In addition, sexual relationship is a sensitive and complicated matter. Not many are brave enough to speak about it out loud unless it becomes a legal issue or revenge. An example of that is the last year’s case of acid attack by a teen girl on her ex-boyfriend due to break engagement (the boyfriend’s family said). In this case the police officers went on to track the attacker. Is this case questionable? In Cambodia, premarital sex is a serious deviance, and the girl may take her revenge if she found the experience too painful.
However, the Ministry of Education always releases a guideline letter which tell the teenagers to not be confused and that Valentine’s Day is not the “Day of Lovers” or “Day of Sex”.. the letter does not only affect the public schools but also the private schools, who has contributed to the prevention of the spectaculation on this day and has given students more information on sexual and reproductive health and rights. According to Keo Lundy, the deputy director of American Intercon School (AIS), 500 of his students have already registered for “Run for share love!” event organized in Koh Pich on February 14 this year by the Women and Sport commission.

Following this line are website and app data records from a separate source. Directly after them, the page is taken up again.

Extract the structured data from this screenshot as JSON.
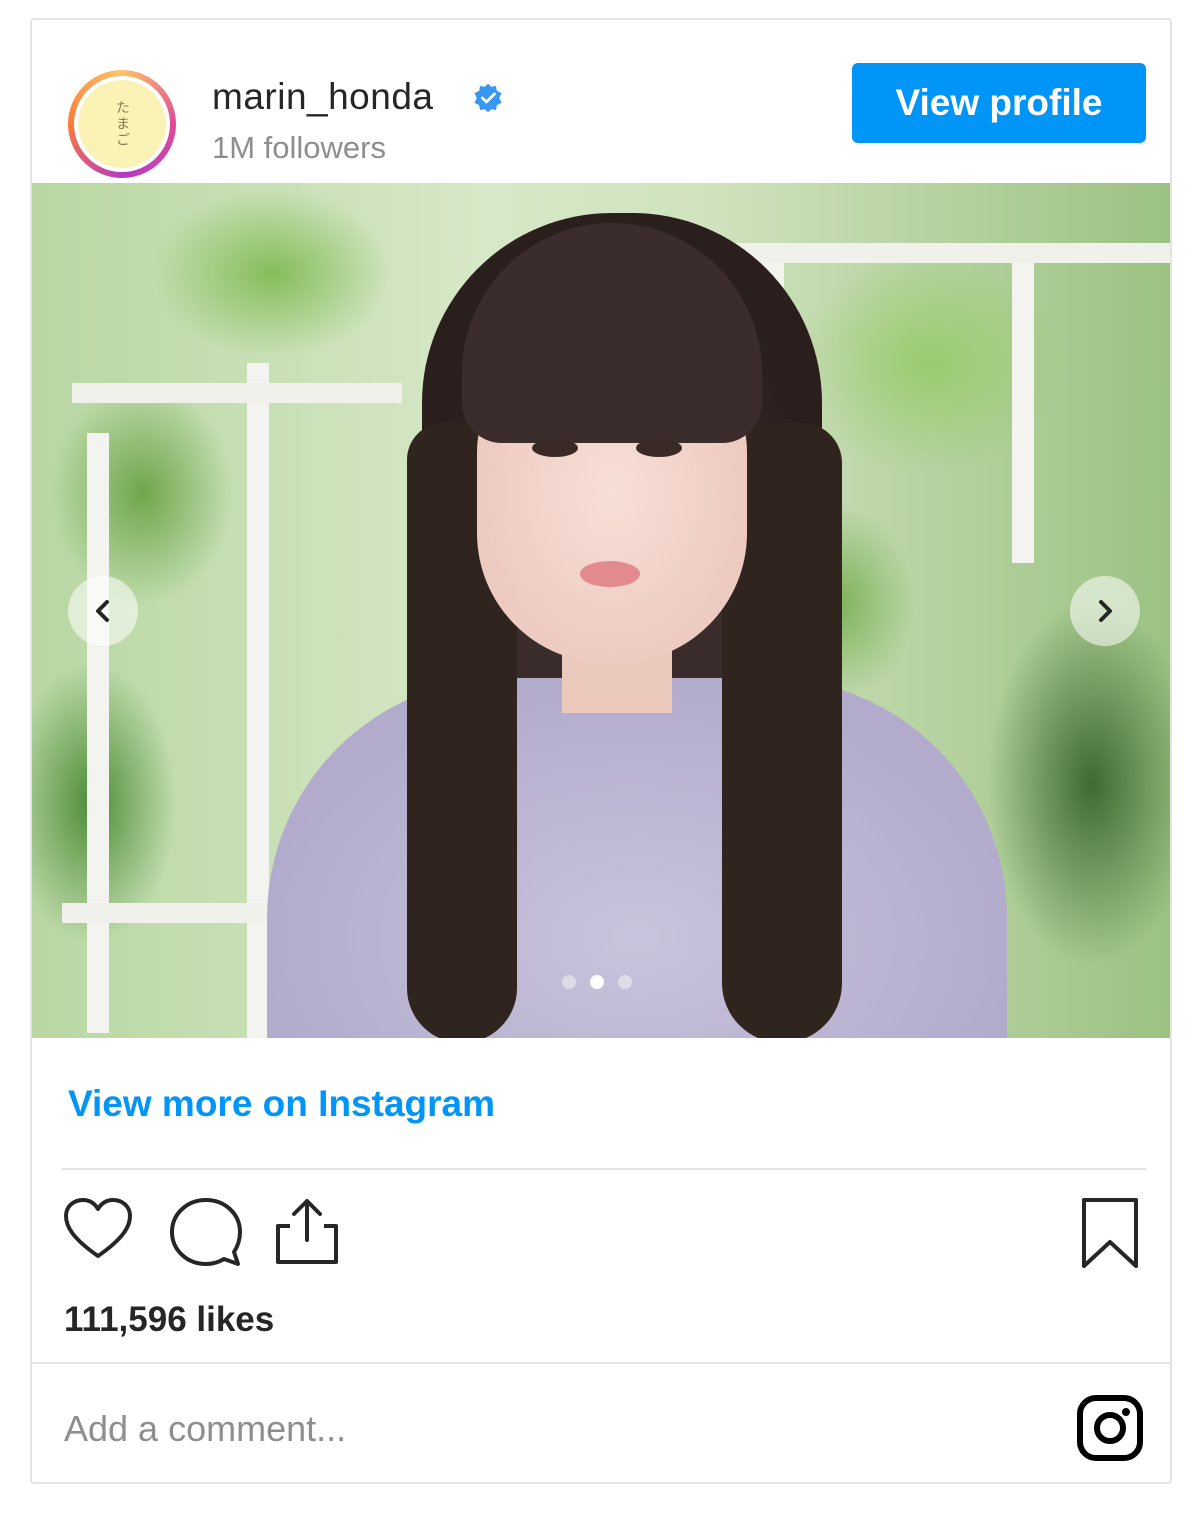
{
  "header": {
    "username": "marin_honda",
    "followers": "1M followers",
    "view_profile_label": "View profile",
    "avatar_text": "たまご",
    "verified_icon": "verified-badge-icon",
    "verified_color": "#3897f0"
  },
  "post": {
    "carousel": {
      "slide_count": 3,
      "active_index": 1
    },
    "prev_icon": "chevron-left-icon",
    "next_icon": "chevron-right-icon"
  },
  "footer": {
    "view_more_label": "View more on Instagram",
    "likes": "111,596 likes",
    "comment_placeholder": "Add a comment...",
    "icons": [
      "heart-icon",
      "comment-icon",
      "share-icon",
      "bookmark-icon",
      "instagram-logo-icon"
    ]
  },
  "colors": {
    "accent": "#0095f6",
    "text": "#262626",
    "muted": "#8e8e8e",
    "border": "#e3e3e3"
  }
}
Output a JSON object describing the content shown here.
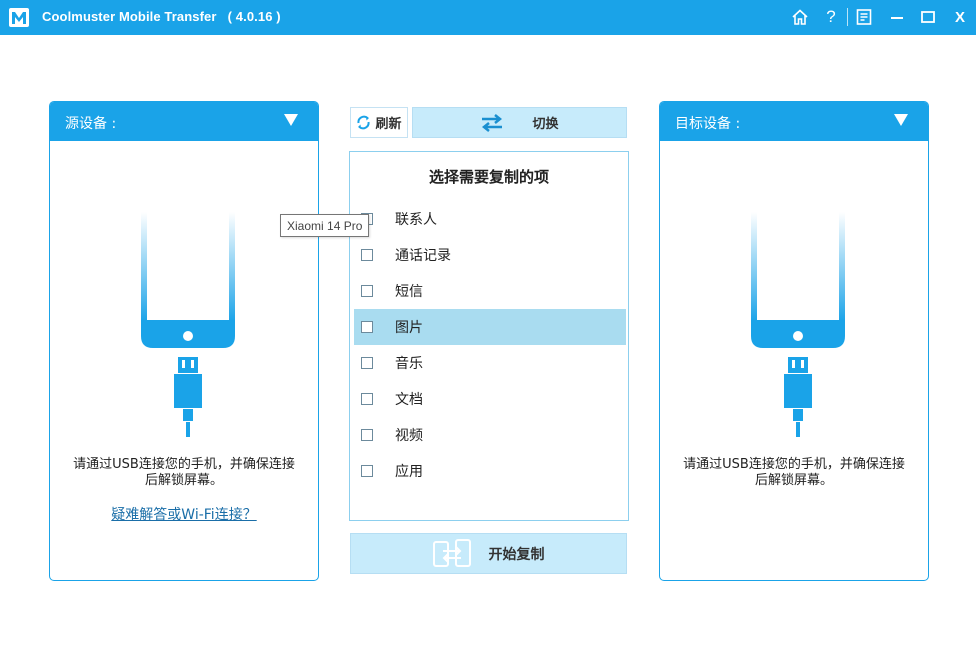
{
  "app": {
    "title": "Coolmuster Mobile Transfer   ( 4.0.16 )",
    "accent_color": "#1aa3e8",
    "title_icons": [
      "home-icon",
      "help-icon",
      "feedback-icon",
      "minimize-icon",
      "maximize-icon",
      "close-icon"
    ],
    "help_glyph": "?",
    "close_glyph": "X"
  },
  "source_panel": {
    "title": "源设备 :",
    "message": "请通过USB连接您的手机，并确保连接后解锁屏幕。",
    "link": "疑难解答或Wi-Fi连接？"
  },
  "target_panel": {
    "title": "目标设备 :",
    "message": "请通过USB连接您的手机，并确保连接后解锁屏幕。"
  },
  "middle": {
    "refresh_label": "刷新",
    "switch_label": "切换",
    "list_title": "选择需要复制的项",
    "items": [
      {
        "label": "联系人",
        "checked": false
      },
      {
        "label": "通话记录",
        "checked": false
      },
      {
        "label": "短信",
        "checked": false
      },
      {
        "label": "图片",
        "checked": false,
        "highlighted": true
      },
      {
        "label": "音乐",
        "checked": false
      },
      {
        "label": "文档",
        "checked": false
      },
      {
        "label": "视频",
        "checked": false
      },
      {
        "label": "应用",
        "checked": false
      }
    ],
    "start_label": "开始复制"
  },
  "tooltip": {
    "text": "Xiaomi 14 Pro"
  }
}
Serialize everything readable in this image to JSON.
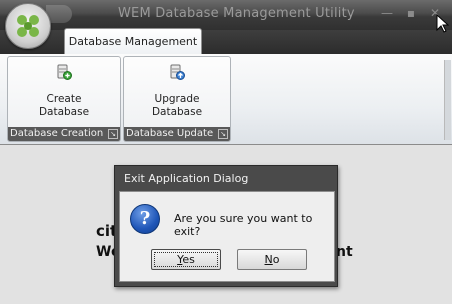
{
  "window": {
    "title": "WEM Database Management Utility",
    "controls": {
      "minimize": "—",
      "maximize": "▪",
      "close": "✕"
    }
  },
  "tabs": [
    {
      "label": "Database Management",
      "active": true
    }
  ],
  "ribbon": {
    "groups": [
      {
        "label": "Database Creation",
        "button_line1": "Create",
        "button_line2": "Database",
        "icon": "database-add-icon"
      },
      {
        "label": "Database Update",
        "button_line1": "Upgrade",
        "button_line2": "Database",
        "icon": "database-upgrade-icon"
      }
    ]
  },
  "background": {
    "brand": "cit",
    "subtitle_left": "Wo",
    "subtitle_right": "nt"
  },
  "dialog": {
    "title": "Exit Application Dialog",
    "icon": "question-icon",
    "icon_glyph": "?",
    "message": "Are you sure you want to exit?",
    "yes_mnemonic": "Y",
    "yes_rest": "es",
    "no_mnemonic": "N",
    "no_rest": "o"
  },
  "colors": {
    "titlebar": "#3a3a3a",
    "dialog_frame": "#4a4a4a",
    "group_label_bg": "#595959"
  }
}
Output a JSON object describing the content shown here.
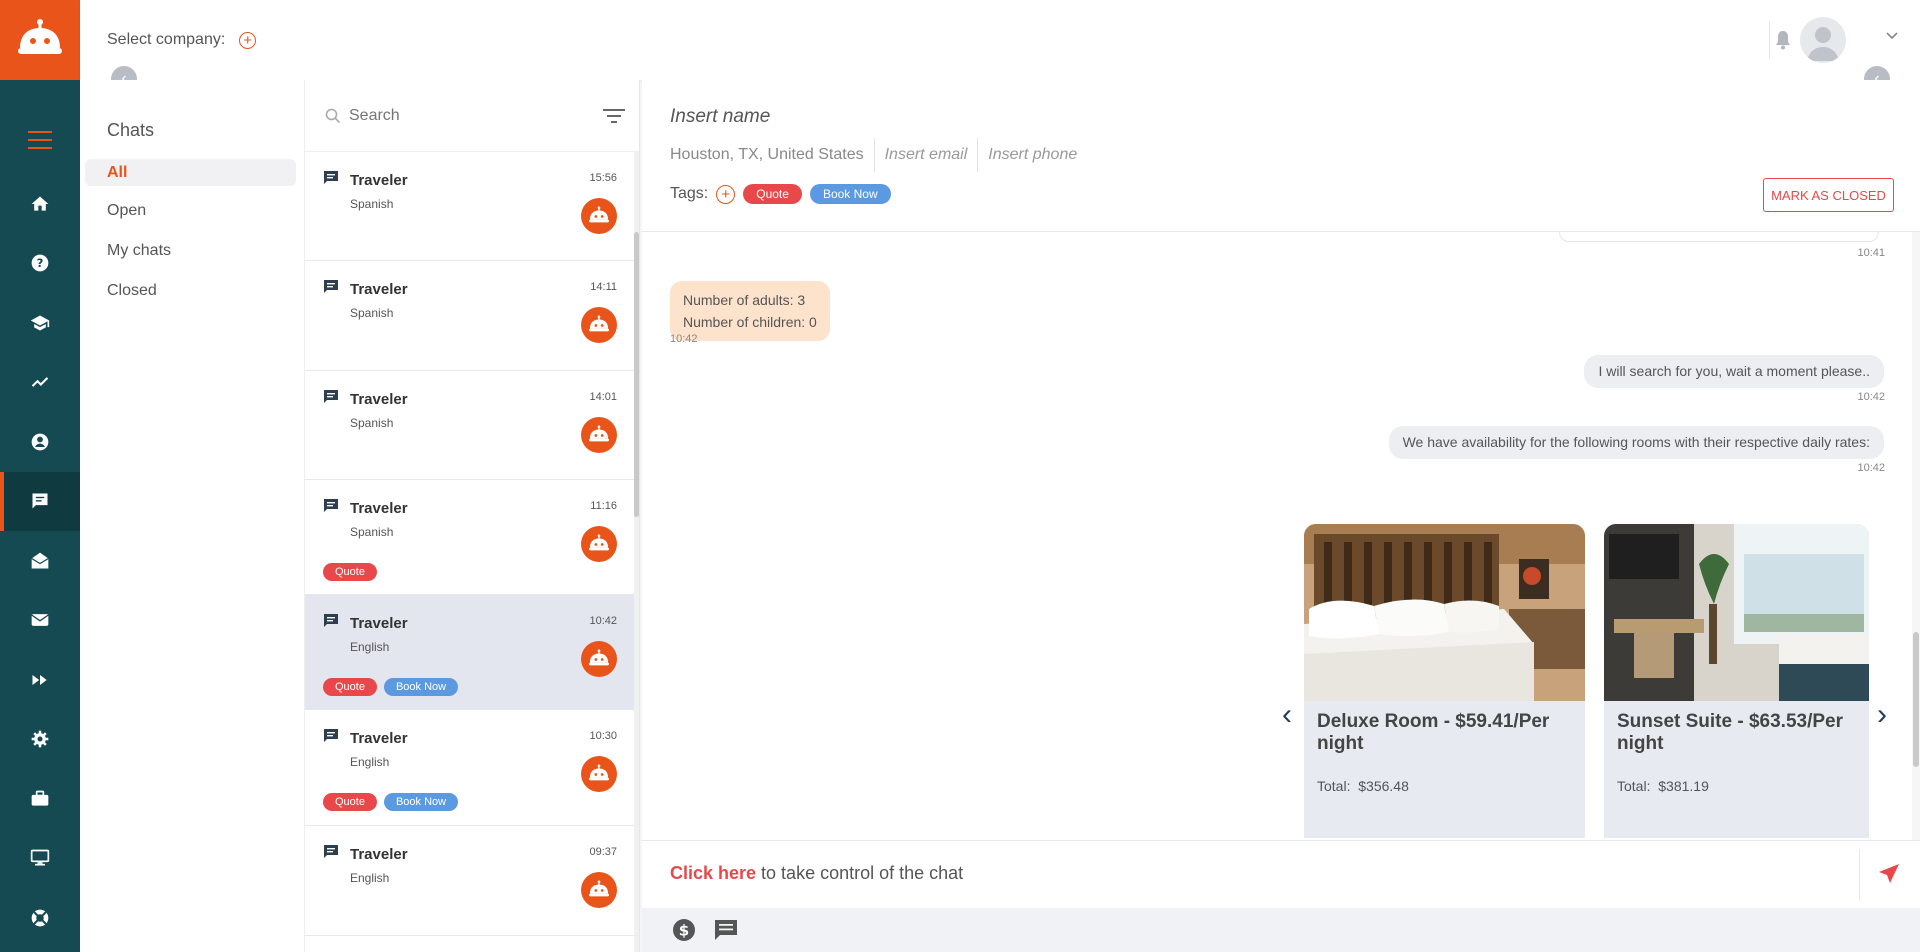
{
  "header": {
    "select_company_label": "Select company:"
  },
  "filters": {
    "title": "Chats",
    "items": [
      {
        "label": "All",
        "active": true
      },
      {
        "label": "Open",
        "active": false
      },
      {
        "label": "My chats",
        "active": false
      },
      {
        "label": "Closed",
        "active": false
      }
    ]
  },
  "search": {
    "placeholder": "Search"
  },
  "conversations": [
    {
      "name": "Traveler",
      "language": "Spanish",
      "time": "15:56",
      "tags": []
    },
    {
      "name": "Traveler",
      "language": "Spanish",
      "time": "14:11",
      "tags": []
    },
    {
      "name": "Traveler",
      "language": "Spanish",
      "time": "14:01",
      "tags": []
    },
    {
      "name": "Traveler",
      "language": "Spanish",
      "time": "11:16",
      "tags": [
        "Quote"
      ]
    },
    {
      "name": "Traveler",
      "language": "English",
      "time": "10:42",
      "tags": [
        "Quote",
        "Book Now"
      ],
      "selected": true
    },
    {
      "name": "Traveler",
      "language": "English",
      "time": "10:30",
      "tags": [
        "Quote",
        "Book Now"
      ]
    },
    {
      "name": "Traveler",
      "language": "English",
      "time": "09:37",
      "tags": []
    }
  ],
  "contact": {
    "name_placeholder": "Insert name",
    "location": "Houston, TX, United States",
    "email_placeholder": "Insert email",
    "phone_placeholder": "Insert phone",
    "tags_label": "Tags:",
    "tags": [
      "Quote",
      "Book Now"
    ],
    "mark_closed_label": "MARK AS CLOSED"
  },
  "messages": {
    "prev_time": "10:41",
    "incoming": {
      "line1": "Number of adults: 3",
      "line2": "Number of children: 0",
      "time": "10:42"
    },
    "outgoing1": {
      "text": "I will search for you, wait a moment please..",
      "time": "10:42"
    },
    "outgoing2": {
      "text": "We have availability for the following rooms with their respective daily rates:",
      "time": "10:42"
    }
  },
  "rooms": [
    {
      "title": "Deluxe Room  -  $59.41/Per night",
      "total_label": "Total:",
      "total": "$356.48"
    },
    {
      "title": "Sunset Suite  -  $63.53/Per night",
      "total_label": "Total:",
      "total": "$381.19"
    }
  ],
  "composer": {
    "link": "Click here",
    "text": " to take control of the chat"
  },
  "colors": {
    "brand": "#e8541a",
    "rail": "#154a52",
    "quote_tag": "#e8484a",
    "book_tag": "#5b9ae0"
  },
  "rail_icons": [
    "home-icon",
    "help-icon",
    "graduation-cap-icon",
    "analytics-icon",
    "account-icon",
    "chat-icon",
    "inbox-icon",
    "mail-icon",
    "fast-forward-icon",
    "settings-icon",
    "briefcase-icon",
    "monitor-icon",
    "lifebuoy-icon"
  ]
}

In conclusion, reproductive and sexual rights are the choice made by our young people. If they are involved in having sex on the day, have they considered the risk of pregnancy or STDs/HIV/AIDS transmission? Do they know how to have protected sex? Will they be brave enough to look for consultation services from RHAC or Marie Stopes if they get pregnant?
If you suspect that you have transmitted HIV/AIDS from your partner, where can you get the right health services? Regarding all young men, do you prefer forcing your girlfriend to have sex for fun just for one day, or wait until marriage?
Tong Soprach is a social-affairs columnist for the Post’s Khmer edition.